Why did you enrol in the Business Leadership Program for In-House Counsel?
Josh: I enrolled to bring my skills and experience as a not-for-profit lawyer and a sport leader to the next level. In my sport leadership, I wrestle with the systemic issues that enable states like Russia in the anti-doping crisis, abusers like Larry Nassar in the athlete abuse tragedy unfolding across the world, and high-profile newsmakers like FIFA and World Athletics.
In doing so, I have come across few answers. Instead, I see a recurring concept that good governance in sport requires a hybrid application of governance concepts from both the not-for-profit and business worlds. The Business Leadership Program for In-House Counsel was a fantastic bridge for me from my not-for-profit and sport experience to get deep in the weeds of in-house counsel leadership concepts in the business world.
Those concepts will help me keep cultivating high-performance governance with integrity and appropriate risk management in my daily tasks of gift acceptance, gifts to qualified donees, and management of assets such as public and private shares, real estate, and life insurance. After close to a half-century, Canada’s charity sector is finally seeing some much-needed movement towards reform thanks to leaders like Senator Ratna Omidvar. As changes unfold, I will need every iota of knowledge I gained at Rotman in strategy, personal management performance, negotiation, financial literacy and effective communication.
I am particularly eager to apply thinking stimulated in the program on the agent-principal problem to non-share capital corporations – the legal entity of most charities and not-for-profit organizations. After that, it may be time to tackle the incredibly difficult concept of effective charitable activities and their monitoring. This is critical both for the passionate philanthropist who wants to do good in the world, and for the business that wants to steward its stakeholders, reinforce its corporate integrity and chase sustainability.
How did you feel being awarded the Scholarship for In-House Counsel Living with Disabilities for this cohort?
Josh: I was honoured to receive the scholarship. An electric wheelchair user born without much of my arms and legs, I have more experience than most in identifying individual and collective disability issues and knowing when to engage each.
I have no choice but to contribute my disability experience to the critical and ongoing recognition of diversity. Diversity is not simply a right thing to have on leadership teams and in organizations; it is a performance indicator.
I think we are still quite far away from finding answers to the questions raised each time we are reminded of the extreme difficulties faced by equity deserving groups. Many of those barriers were carefully and deliberately built over centuries. When the burden of shouldering this struggle as a representative of all disabled people invariably gets to me, I remember the teachings of tennis legend Billie Jean King: pressure is a privilege.
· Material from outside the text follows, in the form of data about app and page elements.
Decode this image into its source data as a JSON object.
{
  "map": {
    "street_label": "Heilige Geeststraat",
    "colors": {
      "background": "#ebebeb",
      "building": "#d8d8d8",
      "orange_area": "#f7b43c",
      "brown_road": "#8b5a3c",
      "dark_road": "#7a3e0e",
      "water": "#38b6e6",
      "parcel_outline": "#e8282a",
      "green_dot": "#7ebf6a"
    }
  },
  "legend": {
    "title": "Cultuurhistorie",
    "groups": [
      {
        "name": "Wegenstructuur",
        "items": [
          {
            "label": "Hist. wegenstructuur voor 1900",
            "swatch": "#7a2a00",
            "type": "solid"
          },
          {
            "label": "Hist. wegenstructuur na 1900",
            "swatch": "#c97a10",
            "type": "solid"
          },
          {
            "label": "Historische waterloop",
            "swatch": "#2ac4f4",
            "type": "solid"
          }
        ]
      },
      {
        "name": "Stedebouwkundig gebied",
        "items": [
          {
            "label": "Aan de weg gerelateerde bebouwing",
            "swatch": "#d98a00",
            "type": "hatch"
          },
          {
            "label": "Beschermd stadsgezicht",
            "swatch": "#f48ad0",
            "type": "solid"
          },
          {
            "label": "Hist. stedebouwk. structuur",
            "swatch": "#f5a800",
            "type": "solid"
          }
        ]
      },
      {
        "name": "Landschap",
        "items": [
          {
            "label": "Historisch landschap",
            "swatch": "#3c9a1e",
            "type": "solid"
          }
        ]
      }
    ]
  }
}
What is the best advice you have ever gotten?
Josh: My dad passed along NCAA basketball coach John Wooden’s fundamentally powerful advice to me many times: “Do not let what you cannot do interfere with what you can do.”
Find out more about the CCCA's Business Leadership Program for In-House Counsel, including upcoming dates and deadlines.